(AIM OF THE TASK)
Output the data in full. Keep every word exact and exclude the pictures.

(EXERCISE MATERIALS)
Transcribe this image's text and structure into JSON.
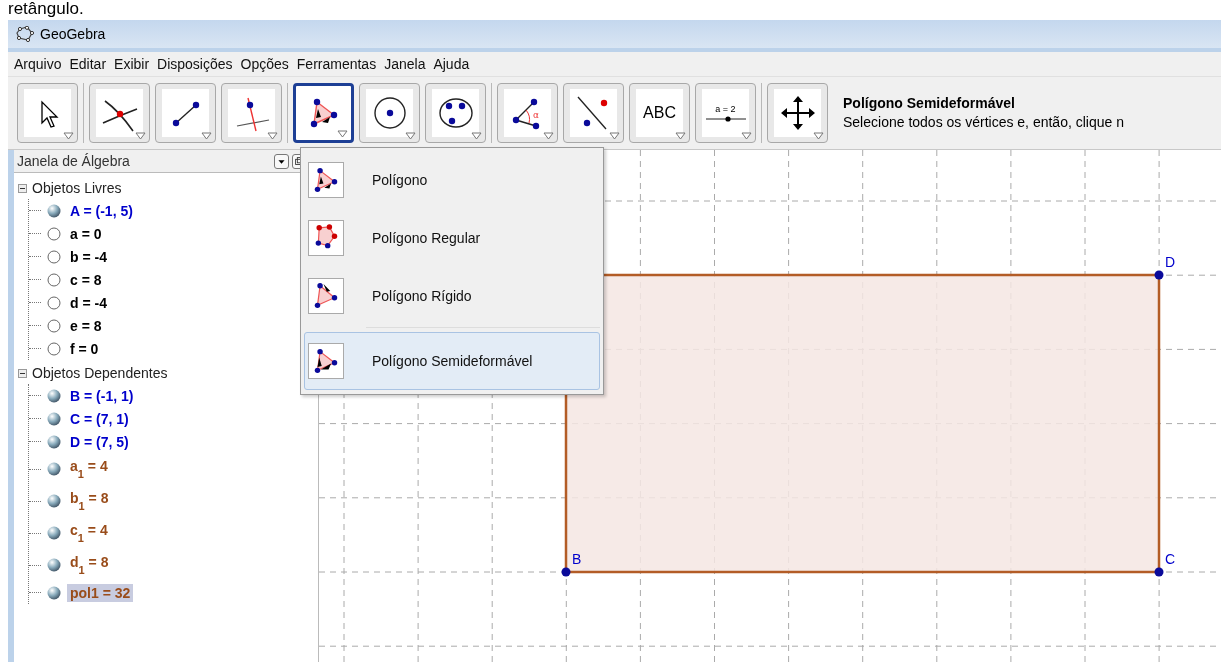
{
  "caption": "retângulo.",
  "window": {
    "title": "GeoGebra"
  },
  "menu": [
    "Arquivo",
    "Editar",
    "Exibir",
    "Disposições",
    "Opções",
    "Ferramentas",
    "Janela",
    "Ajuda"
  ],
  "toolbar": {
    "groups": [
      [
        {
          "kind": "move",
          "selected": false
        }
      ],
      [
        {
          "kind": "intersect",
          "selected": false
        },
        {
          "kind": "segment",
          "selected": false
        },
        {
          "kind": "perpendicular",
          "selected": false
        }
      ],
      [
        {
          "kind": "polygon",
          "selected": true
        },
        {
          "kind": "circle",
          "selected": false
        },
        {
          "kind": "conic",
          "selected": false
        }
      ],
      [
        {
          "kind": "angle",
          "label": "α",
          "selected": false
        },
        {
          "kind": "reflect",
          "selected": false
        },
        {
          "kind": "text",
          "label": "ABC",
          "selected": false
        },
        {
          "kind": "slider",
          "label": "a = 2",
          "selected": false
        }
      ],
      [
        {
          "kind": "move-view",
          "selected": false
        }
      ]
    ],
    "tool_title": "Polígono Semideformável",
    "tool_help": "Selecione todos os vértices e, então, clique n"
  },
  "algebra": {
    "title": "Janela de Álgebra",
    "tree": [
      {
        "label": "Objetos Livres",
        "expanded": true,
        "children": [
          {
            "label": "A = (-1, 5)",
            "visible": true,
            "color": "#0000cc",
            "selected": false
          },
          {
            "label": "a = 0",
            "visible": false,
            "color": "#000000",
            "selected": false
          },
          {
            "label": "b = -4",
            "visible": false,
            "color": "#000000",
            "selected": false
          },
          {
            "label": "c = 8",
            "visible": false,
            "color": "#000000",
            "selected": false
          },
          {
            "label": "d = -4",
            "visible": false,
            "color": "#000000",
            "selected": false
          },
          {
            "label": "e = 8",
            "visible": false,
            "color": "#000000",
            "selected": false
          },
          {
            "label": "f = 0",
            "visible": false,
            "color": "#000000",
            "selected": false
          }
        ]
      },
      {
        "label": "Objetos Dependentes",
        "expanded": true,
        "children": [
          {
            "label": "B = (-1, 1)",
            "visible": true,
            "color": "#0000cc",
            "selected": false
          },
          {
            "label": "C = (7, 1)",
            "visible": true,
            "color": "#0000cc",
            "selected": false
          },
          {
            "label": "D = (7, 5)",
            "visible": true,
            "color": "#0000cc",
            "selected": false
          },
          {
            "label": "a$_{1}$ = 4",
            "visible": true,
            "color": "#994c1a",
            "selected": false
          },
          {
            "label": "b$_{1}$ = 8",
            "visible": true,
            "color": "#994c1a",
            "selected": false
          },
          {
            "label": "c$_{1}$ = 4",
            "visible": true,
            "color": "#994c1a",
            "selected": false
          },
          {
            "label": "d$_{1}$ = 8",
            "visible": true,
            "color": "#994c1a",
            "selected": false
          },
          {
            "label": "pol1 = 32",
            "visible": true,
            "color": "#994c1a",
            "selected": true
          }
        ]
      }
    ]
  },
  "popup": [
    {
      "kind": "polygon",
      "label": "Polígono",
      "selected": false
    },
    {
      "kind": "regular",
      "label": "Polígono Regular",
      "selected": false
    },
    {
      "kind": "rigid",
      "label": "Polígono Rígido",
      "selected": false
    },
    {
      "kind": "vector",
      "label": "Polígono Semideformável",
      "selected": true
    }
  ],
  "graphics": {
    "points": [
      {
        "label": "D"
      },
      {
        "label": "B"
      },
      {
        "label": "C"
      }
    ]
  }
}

(RESULT OF THIS TASK)
Transcribe this image's text and structure into JSON.
{
  "caption": "retângulo.",
  "window": {
    "title": "GeoGebra"
  },
  "menu": [
    "Arquivo",
    "Editar",
    "Exibir",
    "Disposições",
    "Opções",
    "Ferramentas",
    "Janela",
    "Ajuda"
  ],
  "toolbar": {
    "groups": [
      [
        {
          "kind": "move",
          "selected": false
        }
      ],
      [
        {
          "kind": "intersect",
          "selected": false
        },
        {
          "kind": "segment",
          "selected": false
        },
        {
          "kind": "perpendicular",
          "selected": false
        }
      ],
      [
        {
          "kind": "polygon",
          "selected": true
        },
        {
          "kind": "circle",
          "selected": false
        },
        {
          "kind": "conic",
          "selected": false
        }
      ],
      [
        {
          "kind": "angle",
          "label": "α",
          "selected": false
        },
        {
          "kind": "reflect",
          "selected": false
        },
        {
          "kind": "text",
          "label": "ABC",
          "selected": false
        },
        {
          "kind": "slider",
          "label": "a = 2",
          "selected": false
        }
      ],
      [
        {
          "kind": "move-view",
          "selected": false
        }
      ]
    ],
    "tool_title": "Polígono Semideformável",
    "tool_help": "Selecione todos os vértices e, então, clique n"
  },
  "algebra": {
    "title": "Janela de Álgebra",
    "tree": [
      {
        "label": "Objetos Livres",
        "expanded": true,
        "children": [
          {
            "label": "A = (-1, 5)",
            "visible": true,
            "color": "#0000cc",
            "selected": false
          },
          {
            "label": "a = 0",
            "visible": false,
            "color": "#000000",
            "selected": false
          },
          {
            "label": "b = -4",
            "visible": false,
            "color": "#000000",
            "selected": false
          },
          {
            "label": "c = 8",
            "visible": false,
            "color": "#000000",
            "selected": false
          },
          {
            "label": "d = -4",
            "visible": false,
            "color": "#000000",
            "selected": false
          },
          {
            "label": "e = 8",
            "visible": false,
            "color": "#000000",
            "selected": false
          },
          {
            "label": "f = 0",
            "visible": false,
            "color": "#000000",
            "selected": false
          }
        ]
      },
      {
        "label": "Objetos Dependentes",
        "expanded": true,
        "children": [
          {
            "label": "B = (-1, 1)",
            "visible": true,
            "color": "#0000cc",
            "selected": false
          },
          {
            "label": "C = (7, 1)",
            "visible": true,
            "color": "#0000cc",
            "selected": false
          },
          {
            "label": "D = (7, 5)",
            "visible": true,
            "color": "#0000cc",
            "selected": false
          },
          {
            "label": "a$_{1}$ = 4",
            "visible": true,
            "color": "#994c1a",
            "selected": false
          },
          {
            "label": "b$_{1}$ = 8",
            "visible": true,
            "color": "#994c1a",
            "selected": false
          },
          {
            "label": "c$_{1}$ = 4",
            "visible": true,
            "color": "#994c1a",
            "selected": false
          },
          {
            "label": "d$_{1}$ = 8",
            "visible": true,
            "color": "#994c1a",
            "selected": false
          },
          {
            "label": "pol1 = 32",
            "visible": true,
            "color": "#994c1a",
            "selected": true
          }
        ]
      }
    ]
  },
  "popup": [
    {
      "kind": "polygon",
      "label": "Polígono",
      "selected": false
    },
    {
      "kind": "regular",
      "label": "Polígono Regular",
      "selected": false
    },
    {
      "kind": "rigid",
      "label": "Polígono Rígido",
      "selected": false
    },
    {
      "kind": "vector",
      "label": "Polígono Semideformável",
      "selected": true
    }
  ],
  "graphics": {
    "points": [
      {
        "label": "D"
      },
      {
        "label": "B"
      },
      {
        "label": "C"
      }
    ]
  }
}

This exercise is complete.